The facts showed that on February 17, 2015 at 6:55 p.m., a citizen on the street told the two Chicago Police officers that he had just been threatened with a gun by two Hispanic males who had driven by him in a gray SUV. The officers searched the vicinity for the suspect SUV. Some distance later, the officers’ car and the suspect SUV were stopped next to one another at a traffic light. At that time, the officers were able to see the SUV’s two occupants.
The two Officer’s attempted to curb the suspect SUV. When the suspect SUV refused to stop, the officers initiated a chase and the two officers saw the SUV’s driver throw a gun from the passenger window of the SUV. The chase was eventually suspended and the suspects escaped. Five days later after developing unreliable information regarding the driver of the of the SUV, the two Chicago Police officers saw Victor sitting in a car on the street. The two Chicago Police officers confidently misidentified and arrested and arrested Victor.
At trial, eyewitness identification expert Loftus started his testimony by stating that a “a confident witness may not be an accurate witness.” This is a problem because “Studies have established that the confidence level that a witness demonstrates regarding their identification is the primary determinant of whether jurors accept identifications as accurate and reliable.”
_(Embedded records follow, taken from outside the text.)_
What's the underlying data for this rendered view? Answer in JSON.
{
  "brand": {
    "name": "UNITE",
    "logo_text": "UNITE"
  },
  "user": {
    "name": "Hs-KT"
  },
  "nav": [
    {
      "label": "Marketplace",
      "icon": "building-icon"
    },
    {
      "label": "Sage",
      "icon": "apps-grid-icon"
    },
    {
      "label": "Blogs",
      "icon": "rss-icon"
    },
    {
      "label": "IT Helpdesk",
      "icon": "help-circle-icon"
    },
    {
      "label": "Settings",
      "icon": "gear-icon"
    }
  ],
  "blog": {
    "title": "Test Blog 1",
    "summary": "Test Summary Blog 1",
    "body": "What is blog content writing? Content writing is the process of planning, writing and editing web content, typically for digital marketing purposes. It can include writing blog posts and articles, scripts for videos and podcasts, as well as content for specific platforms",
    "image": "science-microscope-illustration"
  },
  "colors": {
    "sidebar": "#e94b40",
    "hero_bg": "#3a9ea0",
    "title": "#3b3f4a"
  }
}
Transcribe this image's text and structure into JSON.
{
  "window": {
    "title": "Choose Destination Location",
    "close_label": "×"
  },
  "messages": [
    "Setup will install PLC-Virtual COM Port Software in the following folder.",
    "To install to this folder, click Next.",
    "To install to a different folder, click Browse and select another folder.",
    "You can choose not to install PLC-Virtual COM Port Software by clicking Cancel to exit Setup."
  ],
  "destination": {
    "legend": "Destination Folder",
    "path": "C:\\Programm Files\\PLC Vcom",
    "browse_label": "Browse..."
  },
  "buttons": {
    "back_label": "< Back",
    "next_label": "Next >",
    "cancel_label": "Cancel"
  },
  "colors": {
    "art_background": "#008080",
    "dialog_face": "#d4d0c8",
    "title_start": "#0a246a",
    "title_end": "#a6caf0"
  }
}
Dr. Loftus stated confident eyewitness identifications may not be reliable when circumstances show that: 1.) the original event does not lend itself to an eyewitness being able to easily form an accurate memory of an offender’s appearance (e.g., seeing the offender under conditions of poor illumination, and/or limited attention) along with; 2.) some form of suggestive post-event information would bias the witness to reconstruct his or her memory in some fashion (e.g.,identifying a suspect in a biased identification procedure).
As to the Chicago Police Officer’s eyewitness identification of Victor as the driver of the gray SUV, Dr. Loftus stated that this eyewitness identification by the officers was unreliable due to the following factors: 1.) Low lighting makes humans incapable of detecting either the color or the fine detail that is necessary to encode a person’s appearance; 2.) Two occupants present in the SUV divided the officer’s attention; 3.) Potential gun and weapon presence in the SUV divided the officer’s attention; 4.) The officer’s ability to observe the driver of the SUV was short in duration (5 seconds); 5.) Cross racial identifications are less reliable (officers white and SUV occupants Hispanic); 6.) The show-up identification procedure used by the two officers was biased; and finally, 7.) The two officers used suggestive post event information to enhance the confidence of their identification.
In the end at Victor’s trial, the combination of Mr. Petro’s cross-examination of the Chicago Police officers and the helpful expert eyewitness identification testimony of Dr. Loftus led to Victor being found NOT GUILTY of all counts. After two years in the Cook County Jail, Victor was a free man. Victor is happy to be home to his family and his son. Victor thanks eyewitness identification expert Geoffrey r. Loftus and criminal lawyer Michael J. Petro for helping clear his name.